|Psi Chi Journal Spring 2006|
PSI CHI JOURNAL
Volume 11.1 | Spring 2006
The Effect of Temporal Focus on Affective Forecasts Regarding the Outcome of the 2004 Presidential Election
Catherine Camilletti, Sarah Campbell, and Julie A. Woodzicka, Washington and Lee University
ABSTRACT: Focalism occurs when, as a result of directing a great deal of attention to some event, a person overestimates the impact of that event on his/her future emotional reactions. In the present study, we compared the effectiveness of using a past or future temporal focus as a means to reduce both focalism and inaccurate affective forecasting. Participants' were asked to focus on different events and periods of time before they predicted their emotional reactions to the outcome of the 2004 Presidential Election. Following the election, the participants' predicted ratings were compared with their actual ratings. Evidence of the durability bias was found, but focalism was not reduced by directing thoughts to the past or future.
Jodie L. Bouanchaud and Elizabeth Yost Hammer, Loyola University New Orleans; Elliott D. Hammer, Xavier University of Louisiana
ABSTRACT: Physical attractiveness is important in choosing a romantic partner. Among other similarities, the matching hypothesis predicts that we will choose partners with similar levels of attractiveness. The present study examines whether the matching hypothesis holds for reality television. Two individuals coded two reality TV shows for physical attractiveness of couples. This archival study provided information about how well a reality television show matched "reality's" method of choosing a partner. No relationship emerged between physical attractiveness and when the individuals were cut from the shows. Significant positive correlations emerged, however, between ratings of how funny, friendly, competitive, affectionate, and arrogant the individuals were, as well as their level of common interest when they were cut from the shows.
Madeline E. McNeeley, Laura N. May, and Deborah P. Welsh, University of Tennessee, Knoxville
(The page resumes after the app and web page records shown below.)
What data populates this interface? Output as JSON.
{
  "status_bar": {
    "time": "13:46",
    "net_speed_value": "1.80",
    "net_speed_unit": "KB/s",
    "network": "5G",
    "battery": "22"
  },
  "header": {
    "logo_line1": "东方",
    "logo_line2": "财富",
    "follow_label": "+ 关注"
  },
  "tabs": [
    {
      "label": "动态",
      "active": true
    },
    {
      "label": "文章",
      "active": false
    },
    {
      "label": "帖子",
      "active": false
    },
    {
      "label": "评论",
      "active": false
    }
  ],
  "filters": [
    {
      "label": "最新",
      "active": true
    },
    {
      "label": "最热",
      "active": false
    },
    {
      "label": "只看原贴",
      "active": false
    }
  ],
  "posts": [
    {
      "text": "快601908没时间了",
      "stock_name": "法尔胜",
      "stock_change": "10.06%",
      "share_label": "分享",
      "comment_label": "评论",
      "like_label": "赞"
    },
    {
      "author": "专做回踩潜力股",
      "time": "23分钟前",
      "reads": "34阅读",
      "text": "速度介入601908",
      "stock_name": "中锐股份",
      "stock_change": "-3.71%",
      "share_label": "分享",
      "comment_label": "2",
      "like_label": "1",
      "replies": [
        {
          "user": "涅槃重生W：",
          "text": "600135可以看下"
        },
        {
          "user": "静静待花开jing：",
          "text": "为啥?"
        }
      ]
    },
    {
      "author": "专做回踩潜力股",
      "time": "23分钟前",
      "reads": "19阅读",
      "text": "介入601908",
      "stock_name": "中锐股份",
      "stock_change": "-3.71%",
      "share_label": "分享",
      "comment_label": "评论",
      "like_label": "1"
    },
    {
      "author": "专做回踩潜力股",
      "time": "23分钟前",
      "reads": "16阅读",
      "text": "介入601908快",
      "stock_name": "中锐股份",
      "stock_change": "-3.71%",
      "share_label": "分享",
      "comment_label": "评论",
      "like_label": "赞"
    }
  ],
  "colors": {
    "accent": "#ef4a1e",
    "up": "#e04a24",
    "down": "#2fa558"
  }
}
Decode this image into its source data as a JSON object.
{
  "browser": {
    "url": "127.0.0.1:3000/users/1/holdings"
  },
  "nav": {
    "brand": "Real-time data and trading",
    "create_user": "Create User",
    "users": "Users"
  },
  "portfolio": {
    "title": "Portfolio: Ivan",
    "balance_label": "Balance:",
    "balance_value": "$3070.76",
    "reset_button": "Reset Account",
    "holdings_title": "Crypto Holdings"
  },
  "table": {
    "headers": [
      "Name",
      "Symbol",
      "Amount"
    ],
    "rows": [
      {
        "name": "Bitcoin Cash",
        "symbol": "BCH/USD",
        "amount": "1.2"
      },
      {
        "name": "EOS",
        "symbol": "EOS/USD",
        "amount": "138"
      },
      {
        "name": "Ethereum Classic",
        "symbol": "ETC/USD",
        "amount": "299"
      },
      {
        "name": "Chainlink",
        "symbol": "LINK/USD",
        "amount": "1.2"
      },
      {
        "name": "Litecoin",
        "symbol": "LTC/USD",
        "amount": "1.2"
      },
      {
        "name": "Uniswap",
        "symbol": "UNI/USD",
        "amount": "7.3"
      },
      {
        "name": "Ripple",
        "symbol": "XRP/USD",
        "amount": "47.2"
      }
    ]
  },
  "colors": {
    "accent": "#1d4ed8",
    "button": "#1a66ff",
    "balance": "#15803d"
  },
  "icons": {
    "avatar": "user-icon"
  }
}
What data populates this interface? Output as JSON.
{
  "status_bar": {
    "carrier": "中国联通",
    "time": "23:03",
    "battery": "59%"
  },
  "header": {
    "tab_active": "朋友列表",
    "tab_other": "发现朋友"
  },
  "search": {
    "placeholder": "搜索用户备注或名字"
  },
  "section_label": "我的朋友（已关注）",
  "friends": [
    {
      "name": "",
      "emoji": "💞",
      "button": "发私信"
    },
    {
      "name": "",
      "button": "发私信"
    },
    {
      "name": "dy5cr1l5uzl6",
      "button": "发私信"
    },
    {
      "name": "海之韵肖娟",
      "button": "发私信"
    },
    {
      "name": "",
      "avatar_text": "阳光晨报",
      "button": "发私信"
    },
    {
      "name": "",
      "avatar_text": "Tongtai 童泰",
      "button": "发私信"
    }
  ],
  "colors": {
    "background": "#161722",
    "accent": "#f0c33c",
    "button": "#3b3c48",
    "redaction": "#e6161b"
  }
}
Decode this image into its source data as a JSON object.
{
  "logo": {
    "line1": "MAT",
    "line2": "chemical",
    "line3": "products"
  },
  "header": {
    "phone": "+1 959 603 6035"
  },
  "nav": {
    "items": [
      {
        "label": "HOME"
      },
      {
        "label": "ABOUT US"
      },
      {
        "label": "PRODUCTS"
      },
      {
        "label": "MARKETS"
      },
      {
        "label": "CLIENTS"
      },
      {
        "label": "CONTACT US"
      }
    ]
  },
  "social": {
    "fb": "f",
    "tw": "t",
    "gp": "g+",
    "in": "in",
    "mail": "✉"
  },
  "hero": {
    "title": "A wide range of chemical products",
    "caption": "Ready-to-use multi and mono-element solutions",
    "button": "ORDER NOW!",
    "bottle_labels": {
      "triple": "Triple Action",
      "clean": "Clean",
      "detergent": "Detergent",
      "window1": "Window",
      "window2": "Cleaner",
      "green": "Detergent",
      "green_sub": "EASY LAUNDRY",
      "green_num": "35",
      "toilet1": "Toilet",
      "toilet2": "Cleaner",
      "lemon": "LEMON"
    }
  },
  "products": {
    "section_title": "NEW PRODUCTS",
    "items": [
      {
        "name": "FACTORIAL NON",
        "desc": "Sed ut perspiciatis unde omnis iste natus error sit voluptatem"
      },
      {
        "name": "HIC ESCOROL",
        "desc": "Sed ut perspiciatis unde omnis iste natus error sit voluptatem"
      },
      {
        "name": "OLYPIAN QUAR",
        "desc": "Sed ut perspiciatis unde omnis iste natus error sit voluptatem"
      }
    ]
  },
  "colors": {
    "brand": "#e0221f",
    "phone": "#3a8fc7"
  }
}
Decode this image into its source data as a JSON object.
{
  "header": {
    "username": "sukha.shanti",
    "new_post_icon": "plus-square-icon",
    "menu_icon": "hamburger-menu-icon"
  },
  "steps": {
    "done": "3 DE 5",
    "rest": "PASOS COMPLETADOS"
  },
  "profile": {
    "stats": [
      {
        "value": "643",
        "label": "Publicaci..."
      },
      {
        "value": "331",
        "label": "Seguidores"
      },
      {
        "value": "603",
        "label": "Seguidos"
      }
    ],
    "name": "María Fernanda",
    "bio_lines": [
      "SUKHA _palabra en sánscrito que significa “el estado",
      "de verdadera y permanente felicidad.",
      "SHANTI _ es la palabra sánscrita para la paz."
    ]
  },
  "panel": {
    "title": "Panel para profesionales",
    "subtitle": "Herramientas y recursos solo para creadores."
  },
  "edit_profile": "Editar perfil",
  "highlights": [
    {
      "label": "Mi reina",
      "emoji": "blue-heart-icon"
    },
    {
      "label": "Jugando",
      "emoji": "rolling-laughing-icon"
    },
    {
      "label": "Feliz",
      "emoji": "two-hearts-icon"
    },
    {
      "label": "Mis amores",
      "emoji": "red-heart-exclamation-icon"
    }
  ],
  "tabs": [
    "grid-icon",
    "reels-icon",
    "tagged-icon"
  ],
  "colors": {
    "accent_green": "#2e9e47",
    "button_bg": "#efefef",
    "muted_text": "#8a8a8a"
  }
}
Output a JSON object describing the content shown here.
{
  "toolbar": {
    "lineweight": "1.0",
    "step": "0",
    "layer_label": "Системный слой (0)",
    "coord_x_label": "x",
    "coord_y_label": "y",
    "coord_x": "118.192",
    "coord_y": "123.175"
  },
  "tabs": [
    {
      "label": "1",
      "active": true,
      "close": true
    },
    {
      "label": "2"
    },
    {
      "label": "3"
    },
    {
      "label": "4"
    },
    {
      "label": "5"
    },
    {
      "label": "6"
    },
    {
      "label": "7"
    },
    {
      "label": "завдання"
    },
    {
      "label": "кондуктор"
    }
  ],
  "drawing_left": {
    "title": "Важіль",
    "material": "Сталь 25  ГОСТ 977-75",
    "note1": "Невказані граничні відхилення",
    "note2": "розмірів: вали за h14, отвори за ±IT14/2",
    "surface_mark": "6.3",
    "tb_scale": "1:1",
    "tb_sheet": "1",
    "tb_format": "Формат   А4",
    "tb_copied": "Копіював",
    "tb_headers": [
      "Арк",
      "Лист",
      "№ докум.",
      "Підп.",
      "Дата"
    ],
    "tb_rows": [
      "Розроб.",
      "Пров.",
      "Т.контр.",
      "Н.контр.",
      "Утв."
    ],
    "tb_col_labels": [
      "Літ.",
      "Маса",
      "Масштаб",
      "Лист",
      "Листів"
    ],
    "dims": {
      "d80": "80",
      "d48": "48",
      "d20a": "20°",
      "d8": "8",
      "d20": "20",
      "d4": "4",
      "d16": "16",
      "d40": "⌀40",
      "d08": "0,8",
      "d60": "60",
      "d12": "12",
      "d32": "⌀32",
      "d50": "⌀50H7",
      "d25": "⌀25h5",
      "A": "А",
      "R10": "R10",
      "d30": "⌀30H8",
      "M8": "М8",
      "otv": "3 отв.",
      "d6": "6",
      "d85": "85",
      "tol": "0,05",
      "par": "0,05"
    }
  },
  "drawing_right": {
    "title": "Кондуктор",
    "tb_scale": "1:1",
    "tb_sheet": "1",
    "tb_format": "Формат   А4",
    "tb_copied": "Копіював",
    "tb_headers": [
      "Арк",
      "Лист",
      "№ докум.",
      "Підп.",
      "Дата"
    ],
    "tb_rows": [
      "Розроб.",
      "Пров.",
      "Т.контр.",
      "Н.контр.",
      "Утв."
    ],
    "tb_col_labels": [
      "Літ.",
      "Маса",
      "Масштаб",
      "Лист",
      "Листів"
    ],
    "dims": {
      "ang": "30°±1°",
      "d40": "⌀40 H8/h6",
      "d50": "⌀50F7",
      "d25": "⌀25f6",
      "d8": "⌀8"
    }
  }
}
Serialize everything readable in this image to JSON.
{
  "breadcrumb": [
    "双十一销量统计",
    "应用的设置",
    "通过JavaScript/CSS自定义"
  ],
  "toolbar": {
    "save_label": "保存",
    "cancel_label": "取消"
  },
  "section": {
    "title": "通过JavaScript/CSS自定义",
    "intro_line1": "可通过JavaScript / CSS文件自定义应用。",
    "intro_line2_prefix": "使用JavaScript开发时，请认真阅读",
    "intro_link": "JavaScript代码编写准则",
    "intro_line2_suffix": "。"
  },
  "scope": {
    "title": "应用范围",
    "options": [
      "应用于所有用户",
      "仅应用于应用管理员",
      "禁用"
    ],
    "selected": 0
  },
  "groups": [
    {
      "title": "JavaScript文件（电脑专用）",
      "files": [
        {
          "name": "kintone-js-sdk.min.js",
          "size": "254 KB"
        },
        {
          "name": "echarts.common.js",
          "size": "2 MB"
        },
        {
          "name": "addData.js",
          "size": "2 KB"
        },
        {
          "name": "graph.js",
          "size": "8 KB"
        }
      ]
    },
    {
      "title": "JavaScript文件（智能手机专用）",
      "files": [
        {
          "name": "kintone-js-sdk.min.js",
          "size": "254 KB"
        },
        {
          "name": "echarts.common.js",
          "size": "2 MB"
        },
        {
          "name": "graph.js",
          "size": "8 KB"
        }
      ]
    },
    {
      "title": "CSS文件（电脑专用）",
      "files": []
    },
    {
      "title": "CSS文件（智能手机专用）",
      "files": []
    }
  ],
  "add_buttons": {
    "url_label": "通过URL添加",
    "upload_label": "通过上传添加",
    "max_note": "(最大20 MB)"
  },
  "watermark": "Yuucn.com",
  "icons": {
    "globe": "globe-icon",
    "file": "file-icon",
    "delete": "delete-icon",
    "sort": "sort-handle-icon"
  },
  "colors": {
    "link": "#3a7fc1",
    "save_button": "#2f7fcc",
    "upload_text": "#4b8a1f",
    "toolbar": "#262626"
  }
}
ABSTRACT: Social dating has long been considered a central part of the adolescent experience by psychological theorists. Specifically, Erikson (1968) and Sullivan (1953) theorized that early romantic relationships play an important role in healthy psychosocial development. Moreover, Dunphy (1963) proposed a stage theory in which normative development of interpersonal relationships culminates in late adolescence with involvement in intimate, dyadic romantic relationships. However, little empirical research has been conducted on these theories until very recently. This study extends the line of research in this area by analyzing the relationship between romantic involvement and well-being in late adolescence; whereby well-being is defined as positive self-concept and the absence of depression. Implications of the findings for these theories are discussed.
John P. Steele and John N. Pinto, Morningside College
ABSTRACT: Organizations need to know the basis on which new policies are evaluated by employees and the variables that influence the adoption of policies and ideas. Based upon prior research, one factor that may play a significant role in this evaluation is subordinate/leader trust. The present study attempted to ascertain the influence of trust on evaluation of an organizational policy based upon message support. Ninety-three participants (teachers) read a memo indicating support or nonsupport for an organizational policy (new teacher certification) by their direct supervisor (school principal) with accompanying rationale for the position. In addition, participants self-reported their level of trust in their direct supervisor using the Behavioral Trust Inventory (BTI). Results indicate the higher the level of trust in the direct supervisor, the higher the extent of subordinate agreement, regardless of the position taken by the principal. No other variables studied such as length of relationship, years teaching, age, and gender were related to subordinate agreement.
Melissa K. Tibbits, Pennsylvania State University; Dennis R. Combs, University of Tulsa
ABSTRACT: Contemporary theories of racial attitudes have stated that two distinct forms of racism exist in America today–overt and covert. Recent studies have suggested that racial attitudes towards African Americans have become increasingly covert in their expression while overt racism has declined. However, racial attitudes towards other minority groups, such as Native Americans, have not been consistently studied in this regard. This study examined self-reported overt and covert racial attitudes of 55 White college students towards Native Americans and African Americans. The results showed higher levels of overt and covert racism towards Native Americans as compared to African Americans. Social desirability and socioeconomic status were not related to racial attitudes. Possible reasons for differences in the expression of racial attitudes between the two groups are discussed.
Does Making Salient Task Relevance to Group Affiliation Decrease the Performance of Male Athletes on Spatial Tasks?
Cathrine B. Balentine and Sheila Brownlow, Catawba College
ABSTRACT: We examined whether highlighting the similarities between the skills needed for sports and the skills used in Mental Rotation (MR) influenced male athletes' performance on spatial tasks. College men, half of whom were athletes, completed MR under two conditions: one which made explicit the analogous nature of the skills needed for both MR and sports, and one which did not. Unlike women in previous studies, male athletes did not underperform when the importance of the MR to athleticism was highlighted. We discuss the results in context of differences between men and women in responses to stereotype threat and in levels of self-confidence.